- **Brief**
Each line from the one containing "Extract the structured" through the end of the data below is to be output verbatim, with no lines added or left out.

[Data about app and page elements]
━━━

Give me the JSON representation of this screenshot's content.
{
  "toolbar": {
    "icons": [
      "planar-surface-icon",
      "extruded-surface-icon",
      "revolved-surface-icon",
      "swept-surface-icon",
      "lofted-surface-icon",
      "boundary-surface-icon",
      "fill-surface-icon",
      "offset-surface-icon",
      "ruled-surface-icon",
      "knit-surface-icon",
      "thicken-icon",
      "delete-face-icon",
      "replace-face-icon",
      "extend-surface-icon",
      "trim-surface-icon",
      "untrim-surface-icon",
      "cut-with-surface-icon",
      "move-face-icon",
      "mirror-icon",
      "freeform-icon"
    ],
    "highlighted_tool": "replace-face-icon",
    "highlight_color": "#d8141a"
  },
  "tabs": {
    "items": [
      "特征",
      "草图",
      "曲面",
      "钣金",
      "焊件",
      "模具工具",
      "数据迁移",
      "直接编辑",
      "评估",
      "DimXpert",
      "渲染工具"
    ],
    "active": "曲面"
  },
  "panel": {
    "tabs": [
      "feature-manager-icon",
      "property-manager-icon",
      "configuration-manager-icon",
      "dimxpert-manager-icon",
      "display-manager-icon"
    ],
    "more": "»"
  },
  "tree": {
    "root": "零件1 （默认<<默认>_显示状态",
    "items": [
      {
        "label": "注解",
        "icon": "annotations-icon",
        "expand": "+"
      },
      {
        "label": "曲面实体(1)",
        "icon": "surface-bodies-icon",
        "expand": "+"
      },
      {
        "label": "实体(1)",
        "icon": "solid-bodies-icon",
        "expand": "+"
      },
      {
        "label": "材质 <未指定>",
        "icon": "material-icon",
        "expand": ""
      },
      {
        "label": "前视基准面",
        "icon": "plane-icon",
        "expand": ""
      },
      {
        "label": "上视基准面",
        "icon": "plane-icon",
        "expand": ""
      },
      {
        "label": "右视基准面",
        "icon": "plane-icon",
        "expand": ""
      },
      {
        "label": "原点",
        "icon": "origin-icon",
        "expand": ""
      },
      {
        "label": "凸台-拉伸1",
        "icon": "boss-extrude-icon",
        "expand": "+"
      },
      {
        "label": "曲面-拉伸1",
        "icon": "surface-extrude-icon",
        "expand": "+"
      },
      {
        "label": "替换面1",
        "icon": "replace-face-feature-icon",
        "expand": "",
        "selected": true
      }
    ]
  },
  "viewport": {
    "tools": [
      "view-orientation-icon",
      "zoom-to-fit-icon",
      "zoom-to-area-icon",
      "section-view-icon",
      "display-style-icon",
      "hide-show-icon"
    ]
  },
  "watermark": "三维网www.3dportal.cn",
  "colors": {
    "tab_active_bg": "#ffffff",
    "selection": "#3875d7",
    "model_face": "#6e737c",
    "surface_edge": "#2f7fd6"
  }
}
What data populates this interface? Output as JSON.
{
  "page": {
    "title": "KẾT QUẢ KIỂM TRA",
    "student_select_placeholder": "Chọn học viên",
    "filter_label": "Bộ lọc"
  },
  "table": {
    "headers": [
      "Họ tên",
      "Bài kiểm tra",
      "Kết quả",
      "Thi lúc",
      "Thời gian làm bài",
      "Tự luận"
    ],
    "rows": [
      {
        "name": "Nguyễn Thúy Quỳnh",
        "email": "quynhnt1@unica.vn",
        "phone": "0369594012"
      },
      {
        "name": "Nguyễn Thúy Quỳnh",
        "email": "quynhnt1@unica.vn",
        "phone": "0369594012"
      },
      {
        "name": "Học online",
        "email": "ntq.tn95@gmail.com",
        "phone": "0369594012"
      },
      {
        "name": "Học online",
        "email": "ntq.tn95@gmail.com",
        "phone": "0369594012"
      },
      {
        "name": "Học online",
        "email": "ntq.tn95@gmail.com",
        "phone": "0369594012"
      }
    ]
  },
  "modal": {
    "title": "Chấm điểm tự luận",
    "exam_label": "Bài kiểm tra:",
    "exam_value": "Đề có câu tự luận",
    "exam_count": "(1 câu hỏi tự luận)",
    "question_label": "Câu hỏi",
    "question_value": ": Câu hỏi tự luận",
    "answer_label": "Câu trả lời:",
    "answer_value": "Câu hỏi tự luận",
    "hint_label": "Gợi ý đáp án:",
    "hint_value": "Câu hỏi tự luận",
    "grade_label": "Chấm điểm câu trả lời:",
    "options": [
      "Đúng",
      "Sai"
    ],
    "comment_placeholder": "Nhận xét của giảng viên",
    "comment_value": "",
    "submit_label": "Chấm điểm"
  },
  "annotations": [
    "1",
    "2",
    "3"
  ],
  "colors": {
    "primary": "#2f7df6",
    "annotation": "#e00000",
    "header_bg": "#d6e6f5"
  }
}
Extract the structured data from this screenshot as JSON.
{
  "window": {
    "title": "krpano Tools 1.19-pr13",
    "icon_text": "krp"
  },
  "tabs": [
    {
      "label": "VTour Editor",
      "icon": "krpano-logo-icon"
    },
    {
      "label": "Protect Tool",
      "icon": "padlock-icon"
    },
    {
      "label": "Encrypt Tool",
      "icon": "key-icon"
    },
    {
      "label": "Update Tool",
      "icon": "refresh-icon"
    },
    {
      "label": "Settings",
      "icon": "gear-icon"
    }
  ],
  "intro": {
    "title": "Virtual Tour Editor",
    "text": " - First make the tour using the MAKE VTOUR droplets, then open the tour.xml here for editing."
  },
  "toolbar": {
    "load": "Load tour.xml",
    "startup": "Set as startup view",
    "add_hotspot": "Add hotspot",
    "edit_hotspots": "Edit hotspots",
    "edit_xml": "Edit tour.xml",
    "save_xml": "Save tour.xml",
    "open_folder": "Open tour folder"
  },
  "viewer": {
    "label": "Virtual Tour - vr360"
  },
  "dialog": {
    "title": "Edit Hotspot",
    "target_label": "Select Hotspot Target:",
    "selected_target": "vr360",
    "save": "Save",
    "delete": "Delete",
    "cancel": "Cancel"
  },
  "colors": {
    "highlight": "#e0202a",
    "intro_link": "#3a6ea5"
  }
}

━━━

- **Reply**
Extract the structured data from this screenshot as JSON.
{
  "window": {
    "title": "krpano Tools 1.19-pr13",
    "icon_text": "krp"
  },
  "tabs": [
    {
      "label": "VTour Editor",
      "icon": "krpano-logo-icon"
    },
    {
      "label": "Protect Tool",
      "icon": "padlock-icon"
    },
    {
      "label": "Encrypt Tool",
      "icon": "key-icon"
    },
    {
      "label": "Update Tool",
      "icon": "refresh-icon"
    },
    {
      "label": "Settings",
      "icon": "gear-icon"
    }
  ],
  "intro": {
    "title": "Virtual Tour Editor",
    "text": " - First make the tour using the MAKE VTOUR droplets, then open the tour.xml here for editing."
  },
  "toolbar": {
    "load": "Load tour.xml",
    "startup": "Set as startup view",
    "add_hotspot": "Add hotspot",
    "edit_hotspots": "Edit hotspots",
    "edit_xml": "Edit tour.xml",
    "save_xml": "Save tour.xml",
    "open_folder": "Open tour folder"
  },
  "viewer": {
    "label": "Virtual Tour - vr360"
  },
  "dialog": {
    "title": "Edit Hotspot",
    "target_label": "Select Hotspot Target:",
    "selected_target": "vr360",
    "save": "Save",
    "delete": "Delete",
    "cancel": "Cancel"
  },
  "colors": {
    "highlight": "#e0202a",
    "intro_link": "#3a6ea5"
  }
}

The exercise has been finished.